We published an article last month about Laguna Lachuá —a paradise found in the remote jungles of Alta Verapaz. If you missed the story, Lachuá is an area that’s protected to preserve its biological diversity. The water and environment there, unlike most of Guatemala, are free from pollution and contamination. Unfortunately, this paradise might be lost if a new hydroelectic project is constructed there to promote development for the local population. Local leaders have signed off on the project, which will reroute a significant portion of a nearby river, the Ichbolay, which feeds into Laguna Lachuá.
There are currently some 20 hydroelectric projects in Guatemala. Although they should provide clean energy via Guatemala’s rivers, they disrupt local ecosystems and are often the sites of conflict and controversy.

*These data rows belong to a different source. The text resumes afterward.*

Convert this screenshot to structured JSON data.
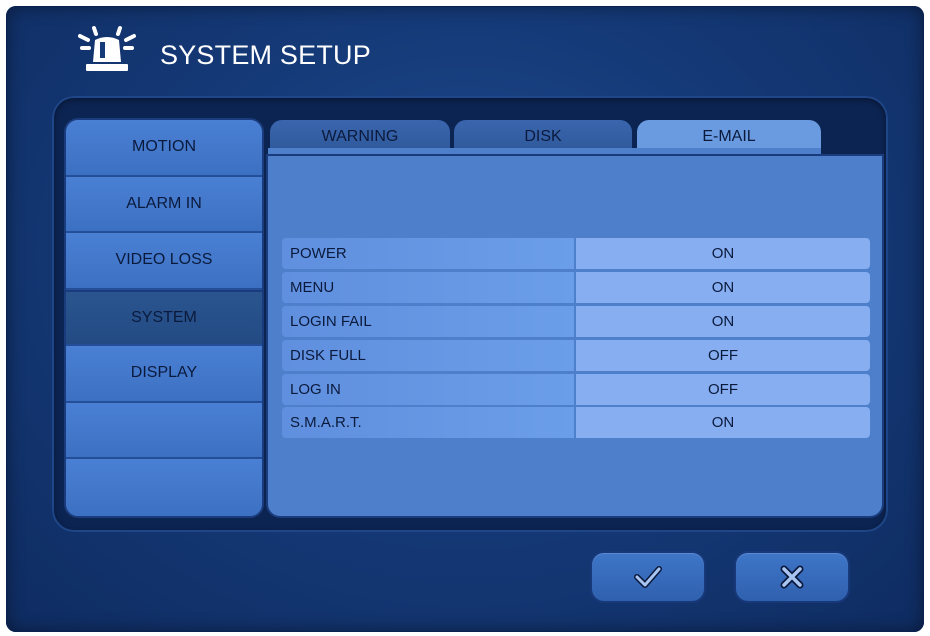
{
  "window": {
    "title": "SYSTEM SETUP",
    "icon": "siren-icon"
  },
  "sidebar": {
    "items": [
      {
        "label": "MOTION",
        "active": false
      },
      {
        "label": "ALARM IN",
        "active": false
      },
      {
        "label": "VIDEO LOSS",
        "active": false
      },
      {
        "label": "SYSTEM",
        "active": true
      },
      {
        "label": "DISPLAY",
        "active": false
      },
      {
        "label": "",
        "active": false
      },
      {
        "label": "",
        "active": false
      }
    ]
  },
  "tabs": [
    {
      "label": "WARNING",
      "active": false
    },
    {
      "label": "DISK",
      "active": false
    },
    {
      "label": "E-MAIL",
      "active": true
    }
  ],
  "settings": [
    {
      "label": "POWER",
      "value": "ON"
    },
    {
      "label": "MENU",
      "value": "ON"
    },
    {
      "label": "LOGIN FAIL",
      "value": "ON"
    },
    {
      "label": "DISK FULL",
      "value": "OFF"
    },
    {
      "label": "LOG IN",
      "value": "OFF"
    },
    {
      "label": "S.M.A.R.T.",
      "value": "ON"
    }
  ],
  "buttons": {
    "confirm_icon": "checkmark-icon",
    "cancel_icon": "close-icon"
  },
  "colors": {
    "background": "#153a78",
    "panel": "#0c2452",
    "accent": "#6a9be0",
    "value_cell": "#86aef0"
  }
}
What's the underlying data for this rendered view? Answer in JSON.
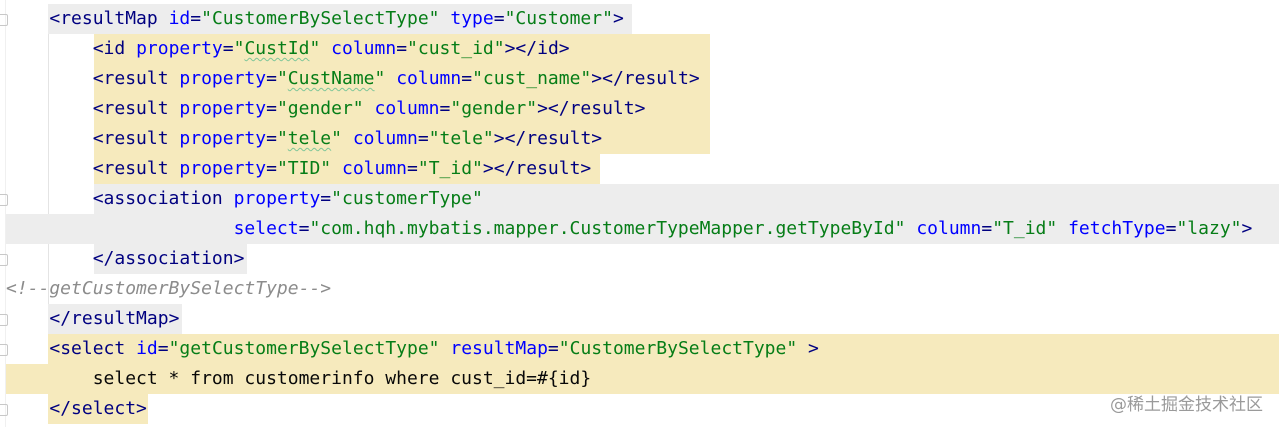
{
  "editor": {
    "lines": [
      {
        "highlight": "gray",
        "tokens": [
          {
            "t": "    ",
            "c": "plain"
          },
          {
            "t": "<resultMap ",
            "c": "tag"
          },
          {
            "t": "id",
            "c": "attr"
          },
          {
            "t": "=",
            "c": "tag"
          },
          {
            "t": "\"CustomerBySelectType\"",
            "c": "val"
          },
          {
            "t": " ",
            "c": "plain"
          },
          {
            "t": "type",
            "c": "attr"
          },
          {
            "t": "=",
            "c": "tag"
          },
          {
            "t": "\"Customer\"",
            "c": "val"
          },
          {
            "t": ">",
            "c": "tag"
          }
        ]
      },
      {
        "highlight": "yellow",
        "tokens": [
          {
            "t": "        ",
            "c": "plain"
          },
          {
            "t": "<id ",
            "c": "tag"
          },
          {
            "t": "property",
            "c": "attr"
          },
          {
            "t": "=",
            "c": "tag"
          },
          {
            "t": "\"",
            "c": "val"
          },
          {
            "t": "CustId",
            "c": "val typo"
          },
          {
            "t": "\"",
            "c": "val"
          },
          {
            "t": " ",
            "c": "plain"
          },
          {
            "t": "column",
            "c": "attr"
          },
          {
            "t": "=",
            "c": "tag"
          },
          {
            "t": "\"cust_id\"",
            "c": "val"
          },
          {
            "t": "></id>",
            "c": "tag"
          }
        ]
      },
      {
        "highlight": "yellow",
        "tokens": [
          {
            "t": "        ",
            "c": "plain"
          },
          {
            "t": "<result ",
            "c": "tag"
          },
          {
            "t": "property",
            "c": "attr"
          },
          {
            "t": "=",
            "c": "tag"
          },
          {
            "t": "\"",
            "c": "val"
          },
          {
            "t": "CustName",
            "c": "val typo"
          },
          {
            "t": "\"",
            "c": "val"
          },
          {
            "t": " ",
            "c": "plain"
          },
          {
            "t": "column",
            "c": "attr"
          },
          {
            "t": "=",
            "c": "tag"
          },
          {
            "t": "\"cust_name\"",
            "c": "val"
          },
          {
            "t": "></result>",
            "c": "tag"
          }
        ]
      },
      {
        "highlight": "yellow",
        "tokens": [
          {
            "t": "        ",
            "c": "plain"
          },
          {
            "t": "<result ",
            "c": "tag"
          },
          {
            "t": "property",
            "c": "attr"
          },
          {
            "t": "=",
            "c": "tag"
          },
          {
            "t": "\"gender\"",
            "c": "val"
          },
          {
            "t": " ",
            "c": "plain"
          },
          {
            "t": "column",
            "c": "attr"
          },
          {
            "t": "=",
            "c": "tag"
          },
          {
            "t": "\"gender\"",
            "c": "val"
          },
          {
            "t": "></result>",
            "c": "tag"
          }
        ]
      },
      {
        "highlight": "yellow",
        "tokens": [
          {
            "t": "        ",
            "c": "plain"
          },
          {
            "t": "<result ",
            "c": "tag"
          },
          {
            "t": "property",
            "c": "attr"
          },
          {
            "t": "=",
            "c": "tag"
          },
          {
            "t": "\"",
            "c": "val"
          },
          {
            "t": "tele",
            "c": "val typo"
          },
          {
            "t": "\"",
            "c": "val"
          },
          {
            "t": " ",
            "c": "plain"
          },
          {
            "t": "column",
            "c": "attr"
          },
          {
            "t": "=",
            "c": "tag"
          },
          {
            "t": "\"tele\"",
            "c": "val"
          },
          {
            "t": "></result>",
            "c": "tag"
          }
        ]
      },
      {
        "highlight": "yellow",
        "tokens": [
          {
            "t": "        ",
            "c": "plain"
          },
          {
            "t": "<result ",
            "c": "tag"
          },
          {
            "t": "property",
            "c": "attr"
          },
          {
            "t": "=",
            "c": "tag"
          },
          {
            "t": "\"TID\"",
            "c": "val"
          },
          {
            "t": " ",
            "c": "plain"
          },
          {
            "t": "column",
            "c": "attr"
          },
          {
            "t": "=",
            "c": "tag"
          },
          {
            "t": "\"T_id\"",
            "c": "val"
          },
          {
            "t": "></result>",
            "c": "tag"
          }
        ]
      },
      {
        "highlight": "gray",
        "tokens": [
          {
            "t": "        ",
            "c": "plain"
          },
          {
            "t": "<association ",
            "c": "tag"
          },
          {
            "t": "property",
            "c": "attr"
          },
          {
            "t": "=",
            "c": "tag"
          },
          {
            "t": "\"customerType\"",
            "c": "val"
          }
        ]
      },
      {
        "highlight": "gray",
        "tokens": [
          {
            "t": "                     ",
            "c": "plain"
          },
          {
            "t": "select",
            "c": "attr"
          },
          {
            "t": "=",
            "c": "tag"
          },
          {
            "t": "\"com.hqh.mybatis.mapper.CustomerTypeMapper.getTypeById\"",
            "c": "val"
          },
          {
            "t": " ",
            "c": "plain"
          },
          {
            "t": "column",
            "c": "attr"
          },
          {
            "t": "=",
            "c": "tag"
          },
          {
            "t": "\"T_id\"",
            "c": "val"
          },
          {
            "t": " ",
            "c": "plain"
          },
          {
            "t": "fetchType",
            "c": "attr"
          },
          {
            "t": "=",
            "c": "tag"
          },
          {
            "t": "\"lazy\"",
            "c": "val"
          },
          {
            "t": ">",
            "c": "tag"
          }
        ]
      },
      {
        "highlight": "gray",
        "tokens": [
          {
            "t": "        ",
            "c": "plain"
          },
          {
            "t": "</association>",
            "c": "tag"
          }
        ]
      },
      {
        "highlight": "none",
        "tokens": [
          {
            "t": "<!--getCustomerBySelectType-->",
            "c": "comment"
          }
        ]
      },
      {
        "highlight": "gray",
        "tokens": [
          {
            "t": "    ",
            "c": "plain"
          },
          {
            "t": "</resultMap>",
            "c": "tag"
          }
        ]
      },
      {
        "highlight": "yellow",
        "tokens": [
          {
            "t": "    ",
            "c": "plain"
          },
          {
            "t": "<select ",
            "c": "tag"
          },
          {
            "t": "id",
            "c": "attr"
          },
          {
            "t": "=",
            "c": "tag"
          },
          {
            "t": "\"getCustomerBySelectType\"",
            "c": "val"
          },
          {
            "t": " ",
            "c": "plain"
          },
          {
            "t": "resultMap",
            "c": "attr"
          },
          {
            "t": "=",
            "c": "tag"
          },
          {
            "t": "\"CustomerBySelectType\"",
            "c": "val"
          },
          {
            "t": " >",
            "c": "tag"
          }
        ]
      },
      {
        "highlight": "yellow",
        "tokens": [
          {
            "t": "        select * from customerinfo where cust_id=#{id}",
            "c": "plain"
          }
        ]
      },
      {
        "highlight": "yellow",
        "tokens": [
          {
            "t": "    ",
            "c": "plain"
          },
          {
            "t": "</select>",
            "c": "tag"
          }
        ]
      }
    ]
  },
  "watermark": "@稀土掘金技术社区",
  "colors": {
    "tag": "#000080",
    "attribute": "#0000ff",
    "value": "#067d17",
    "comment": "#8c8c8c",
    "highlight_yellow": "#f6eabd",
    "highlight_gray": "#ededed"
  }
}
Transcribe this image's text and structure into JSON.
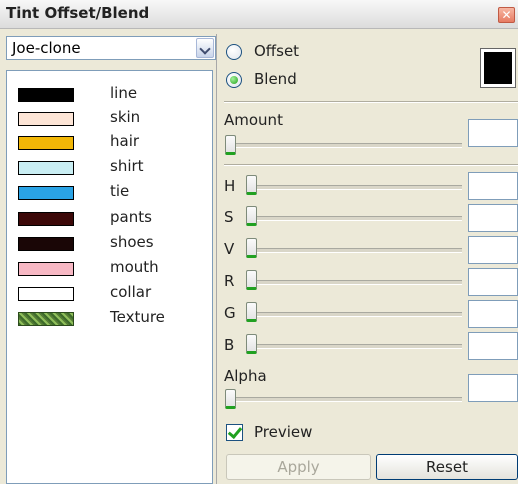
{
  "window": {
    "title": "Tint Offset/Blend",
    "close_glyph": "✕"
  },
  "character_select": {
    "selected": "Joe-clone"
  },
  "parts": [
    {
      "label": "line",
      "color": "#000000"
    },
    {
      "label": "skin",
      "color": "#fde5d6"
    },
    {
      "label": "hair",
      "color": "#f2b707"
    },
    {
      "label": "shirt",
      "color": "#c9eef3"
    },
    {
      "label": "tie",
      "color": "#2aa3e5"
    },
    {
      "label": "pants",
      "color": "#3c0808"
    },
    {
      "label": "shoes",
      "color": "#1a0606"
    },
    {
      "label": "mouth",
      "color": "#f7b8c4"
    },
    {
      "label": "collar",
      "color": "#ffffff"
    },
    {
      "label": "Texture",
      "color": "#55883a",
      "icon": "texture-icon"
    }
  ],
  "mode": {
    "offset_label": "Offset",
    "blend_label": "Blend",
    "selected": "Blend"
  },
  "tint_color": "#000000",
  "sliders": {
    "amount": {
      "label": "Amount",
      "value": ""
    },
    "h": {
      "label": "H",
      "value": ""
    },
    "s": {
      "label": "S",
      "value": ""
    },
    "v": {
      "label": "V",
      "value": ""
    },
    "r": {
      "label": "R",
      "value": ""
    },
    "g": {
      "label": "G",
      "value": ""
    },
    "b": {
      "label": "B",
      "value": ""
    },
    "alpha": {
      "label": "Alpha",
      "value": ""
    }
  },
  "preview": {
    "label": "Preview",
    "checked": true
  },
  "buttons": {
    "apply": "Apply",
    "reset": "Reset"
  }
}
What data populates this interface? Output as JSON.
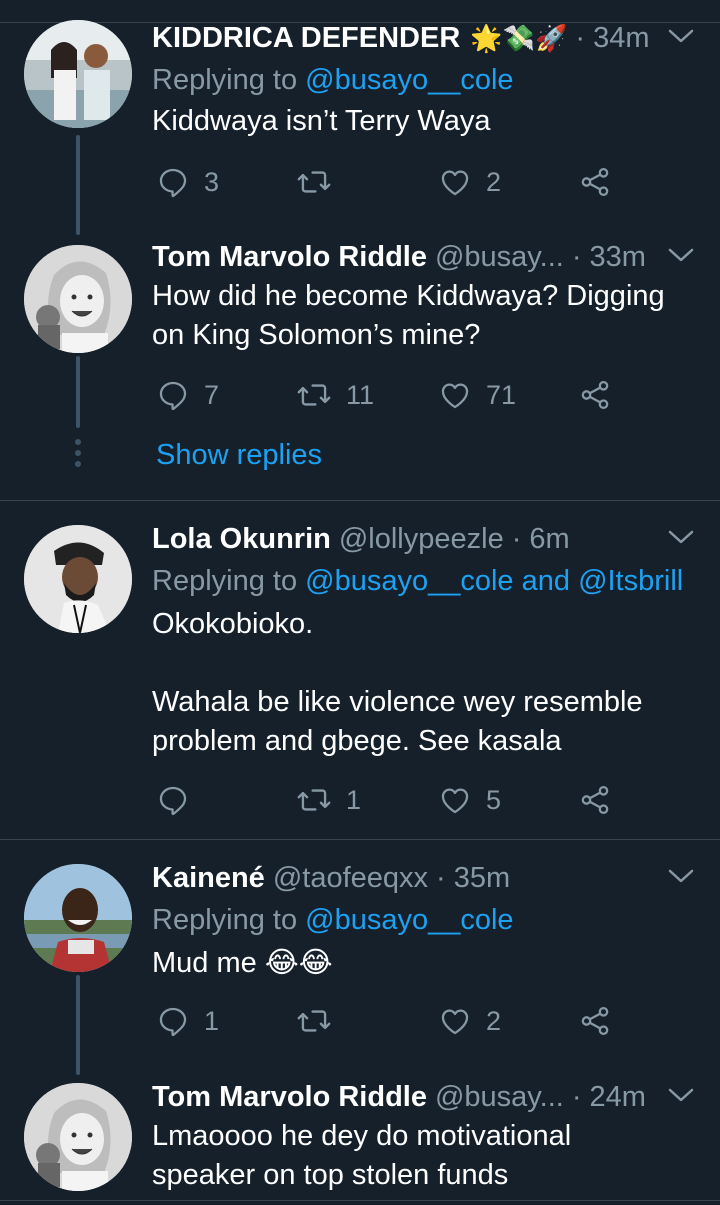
{
  "tweets": [
    {
      "name": "KIDDRICA DEFENDER",
      "name_emojis": "🌟💸🚀",
      "handle": "",
      "time": "· 34m",
      "replying_prefix": "Replying to ",
      "replying_to": "@busayo__cole",
      "body": [
        "Kiddwaya isn’t Terry Waya"
      ],
      "reply_count": "3",
      "retweet_count": "",
      "like_count": "2"
    },
    {
      "name": "Tom Marvolo Riddle",
      "handle": "@busay...",
      "time": "· 33m",
      "body": [
        "How did he become Kiddwaya? Digging",
        "on King Solomon’s mine?"
      ],
      "reply_count": "7",
      "retweet_count": "11",
      "like_count": "71",
      "show_replies": "Show replies"
    },
    {
      "name": "Lola Okunrin",
      "handle": "@lollypeezle",
      "time": "· 6m",
      "replying_prefix": "Replying to ",
      "replying_to": "@busayo__cole and @Itsbrill",
      "body": [
        "Okokobioko.",
        "",
        "Wahala be like violence wey resemble",
        "problem and gbege. See kasala"
      ],
      "reply_count": "",
      "retweet_count": "1",
      "like_count": "5"
    },
    {
      "name": "Kainené",
      "handle": "@taofeeqxx",
      "time": "· 35m",
      "replying_prefix": "Replying to ",
      "replying_to": "@busayo__cole",
      "body": [
        "Mud me 😂😂"
      ],
      "reply_count": "1",
      "retweet_count": "",
      "like_count": "2"
    },
    {
      "name": "Tom Marvolo Riddle",
      "handle": "@busay...",
      "time": "· 24m",
      "body": [
        "Lmaoooo he dey do motivational",
        "speaker on top stolen funds"
      ]
    }
  ],
  "icons": {
    "reply": "reply-icon",
    "retweet": "retweet-icon",
    "like": "heart-icon",
    "share": "share-icon",
    "more": "chevron-down-icon"
  },
  "colors": {
    "background": "#15202b",
    "text": "#ffffff",
    "secondary": "#8899a6",
    "link": "#1da1f2",
    "divider": "#38444d",
    "thread": "#3d5466"
  }
}
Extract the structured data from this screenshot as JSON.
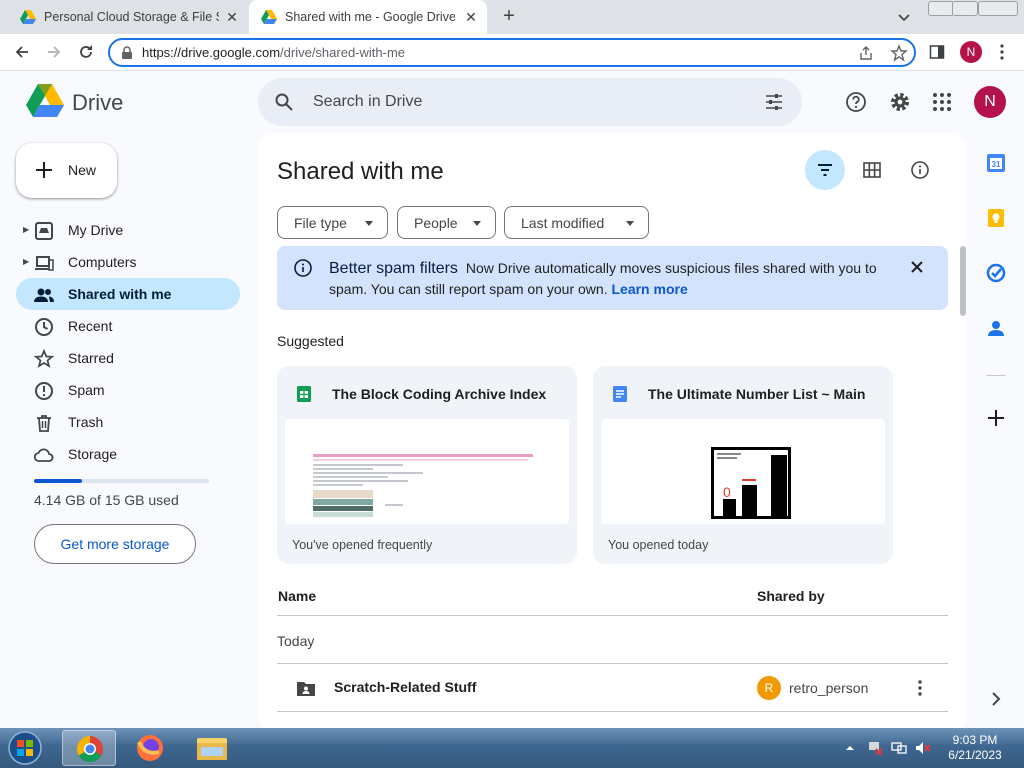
{
  "browser": {
    "tabs": [
      {
        "title": "Personal Cloud Storage & File Sharing Platform - Google",
        "active": false
      },
      {
        "title": "Shared with me - Google Drive",
        "active": true
      }
    ],
    "url_host": "https://drive.google.com",
    "url_path": "/drive/shared-with-me",
    "profile_initial": "N"
  },
  "drive": {
    "logo_text": "Drive",
    "search_placeholder": "Search in Drive",
    "avatar_initial": "N",
    "new_label": "New",
    "nav": [
      {
        "label": "My Drive",
        "icon": "my-drive-icon",
        "active": false
      },
      {
        "label": "Computers",
        "icon": "computers-icon",
        "active": false
      },
      {
        "label": "Shared with me",
        "icon": "shared-icon",
        "active": true
      },
      {
        "label": "Recent",
        "icon": "clock-icon",
        "active": false
      },
      {
        "label": "Starred",
        "icon": "star-icon",
        "active": false
      },
      {
        "label": "Spam",
        "icon": "spam-icon",
        "active": false
      },
      {
        "label": "Trash",
        "icon": "trash-icon",
        "active": false
      },
      {
        "label": "Storage",
        "icon": "cloud-icon",
        "active": false
      }
    ],
    "storage": {
      "used_fraction": 0.276,
      "text": "4.14 GB of 15 GB used",
      "button": "Get more storage"
    },
    "page_title": "Shared with me",
    "filters": {
      "file_type": "File type",
      "people": "People",
      "last_modified": "Last modified"
    },
    "banner": {
      "title": "Better spam filters",
      "body": "Now Drive automatically moves suspicious files shared with you to spam. You can still report spam on your own.",
      "link": "Learn more"
    },
    "suggested_label": "Suggested",
    "suggested": [
      {
        "title": "The Block Coding Archive Index",
        "type": "sheets",
        "subtitle": "You've opened frequently"
      },
      {
        "title": "The Ultimate Number List ~ Main",
        "type": "docs",
        "subtitle": "You opened today",
        "thumb_zero": "0"
      }
    ],
    "list": {
      "col_name": "Name",
      "col_shared_by": "Shared by",
      "group": "Today",
      "rows": [
        {
          "name": "Scratch-Related Stuff",
          "owner_initial": "R",
          "owner": "retro_person"
        }
      ]
    }
  },
  "taskbar": {
    "time": "9:03 PM",
    "date": "6/21/2023"
  },
  "colors": {
    "accent": "#0b57d0",
    "active_nav": "#c2e7ff",
    "avatar": "#b3124b",
    "owner_avatar": "#f29900"
  }
}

These fights have become more intense in years past. Hydroelectric projects are now a hot-button issue contested by government officials, construction and power companies, and civilian populations affected by their construction. Companies often seek to build these projects without the blessing of the locals. The dams reroute local rivers, which can be catastrophic for local ecosystems. Environmental impacts and construction permits are obtained through methods ranging from shady to straight-up illegal. One of the poorest and most remote communities in Guatemala —Ixiquisis, in Huehuetenango —rose up in protest last month against their local hydroelectric project. An environmental activist and community leader aged 72 was shot and killed during the demonstration. It’s not entirely clear what happened, but locals say that the victim and other protesters were fired on by armed men unknown to the community.
The dam they were protesting was roundly rejected rejected by the community in 2009. The hydroelectric company Promoción y Desarrollos Hídricos S.A. started operations there anyways. Right now, it looks like the dam at Lachuá has the support of the community, but the future of the project is still uncertain. Guatemala’s conservation agency CENAP is firmly opposed to the project; so it the department at the University of San Carlos, who argue that the dam will harm the lake by blocking off an important sorce of water.
What’s happening at Lachuá is bad news for nature lovers. We hope that sharing the news of the proposed hydroelectic project will help in some small way and help you to understand that Guatemala isn’t just a postcard but a real place -one where the fight to protect the environment rages on.